The Fleecer Mountain district is not known for its mineral production. Indeed, only two mineral developments have been described in the mining literature. Both the Bonanza and the Cayuga claims were described in the 1910s. Development work for the mines was modest and no production was reported.
The Fleecer Mountain area is distinguished by Paleozoic quartzites and limestone that are intruded by quartz monzonite similar to the nearby Boulder batholith. Contact ores have developed in the sedimentary formations (Winchell 1914).
BOUNDARIES OF THE DISTRICT
Winchell (1914) in his discussion of the nearby Divide district, places the Fleecer on the west side of Divide Creek, southwest of Feely. The area is distinguished from the Divide Creek district by a different geology. The Fleecer district is named after the mountain that occupies the area between Divide Creek, Jerry Creek and the Big Hole River. Figure 1 shows the district as defined by the AMRB (1994) and a smaller district as defined by Winchell (1914).
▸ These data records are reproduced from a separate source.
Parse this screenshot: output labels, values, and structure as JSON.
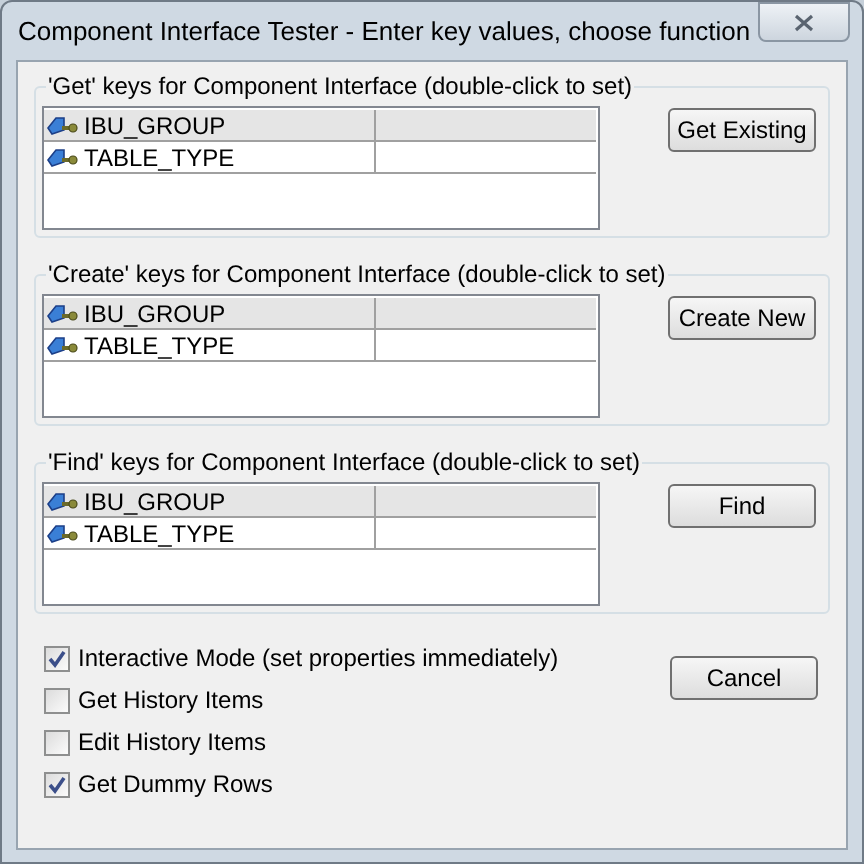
{
  "window": {
    "title": "Component Interface Tester - Enter key values, choose function"
  },
  "groups": [
    {
      "label": "'Get' keys for Component Interface (double-click to set)",
      "rows": [
        {
          "key": "IBU_GROUP",
          "selected": true
        },
        {
          "key": "TABLE_TYPE",
          "selected": false
        }
      ],
      "button": "Get Existing"
    },
    {
      "label": "'Create' keys for Component Interface (double-click to set)",
      "rows": [
        {
          "key": "IBU_GROUP",
          "selected": true
        },
        {
          "key": "TABLE_TYPE",
          "selected": false
        }
      ],
      "button": "Create New"
    },
    {
      "label": "'Find' keys for Component Interface (double-click to set)",
      "rows": [
        {
          "key": "IBU_GROUP",
          "selected": true
        },
        {
          "key": "TABLE_TYPE",
          "selected": false
        }
      ],
      "button": "Find"
    }
  ],
  "options": [
    {
      "label": "Interactive Mode (set properties immediately)",
      "checked": true
    },
    {
      "label": "Get History Items",
      "checked": false
    },
    {
      "label": "Edit History Items",
      "checked": false
    },
    {
      "label": "Get Dummy Rows",
      "checked": true
    }
  ],
  "cancel_button": "Cancel"
}
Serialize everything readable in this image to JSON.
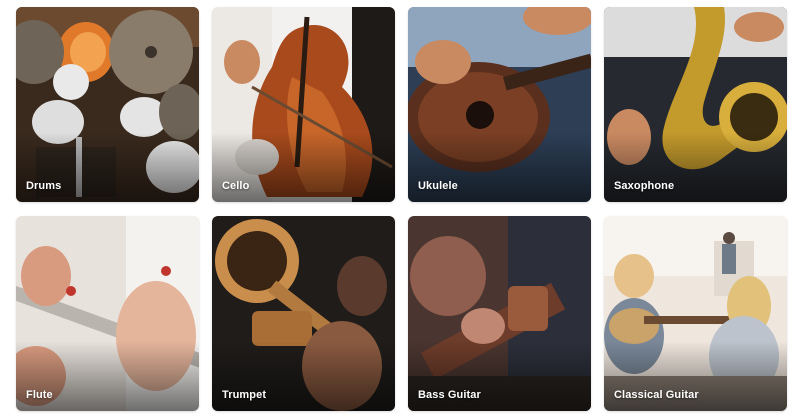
{
  "instruments": [
    {
      "label": "Drums",
      "icon": "drum-kit-photo"
    },
    {
      "label": "Cello",
      "icon": "cello-photo"
    },
    {
      "label": "Ukulele",
      "icon": "ukulele-photo"
    },
    {
      "label": "Saxophone",
      "icon": "saxophone-photo"
    },
    {
      "label": "Flute",
      "icon": "flute-photo"
    },
    {
      "label": "Trumpet",
      "icon": "trumpet-photo"
    },
    {
      "label": "Bass Guitar",
      "icon": "bass-guitar-photo"
    },
    {
      "label": "Classical Guitar",
      "icon": "classical-guitar-photo"
    }
  ]
}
Sahinen (1935) does not place the district nor does Lyden (1948) or Wolle (1963).
HISTORIES OF SELECTED MINES
The Bonanza group of claims is on the western slope of Fleecer Mountain at an elevation of about 8,500 feet. On the Bonanza claim, an adit 350 feet long was driven into quartzite. The mine followed the contact of the quartzite above limestone. Above the tunnel is an inclined shaft. The principal metals in the ore are gold and silver with some copper. The mine sought to exploit faults on the bedding plane deposits. One such fault was black talc from a shaley, bituminuous limestone. There is no record of production (Winchell 1914).
The Cayuga mine is located in section 6, T1S, R9W, two miles northwest of Divide on the southeast slope of Fleecer Mountain. The mine was located on a contact between the quartz monzonite of the Boulder batholith and sedimentary rocks of Mesozoic age. Copper ore from the mine consisted of malachite, cuprite, melaconite, chrysocolla and a little azurite in a silicious grantic gangue. At the time the mine was described, the mine had not reached sulphide ores (Winchell 1914).
The mine was visited in 1911 by J. T. Pardee. He described the development as a timbered double-compartment shaft 125 feet deep that was equipped with a horse whim. The development also included an open cut and short incline a few feet north of the shaft. The dump held about two tons of material. An average sample from the dump assayed at 14.84 percent copper (J. T. Pardee 1913).
On the nearby Shannon claim a caved shaft was observed. The dump showed decomposed garnet rock, massive limonite, and vein quartz stained with copper. There is no record of production from the group of claims (J. T. Pardee 1913).
Abandoned Mine Reclamation Bureau (AMRB)
1994 Mining districts of Montana. Maps 1:100,000 and Map #94-NRIS-129. Compiled and edited by Joel Chavez. Prepared by Montana State Library Natural Resource Information System (NRIS) for Montana Department of State Lands. Helena
Lyden, Charles J.
1948 "The Gold Placers of Montana", Montana Bureau of Mines and Geology Memoir 26. Montana School of Mines, Butte.
Pardee, Joseph Thomas
1913 "Coal in the Tertiary Lake Beds of Southwestern Montana",
U. S. Geol. Surv.
, Bull. 531-G, pp. 229-244.
Sahinen, Uuno M.
1935 "Mining Districts of Montana", Thesis, Montana School of Mines, Butte.
Winchell, Alexander Newton
1914 "Mining Districts of the Dillon Quadrangle, Montana and Adjacent Areas",
U.S. Geological Survey, Bulletin 574
Wolle, Muriel Sibell
1963 Montana Pay Dirt. Sage Books, Athens, Ohio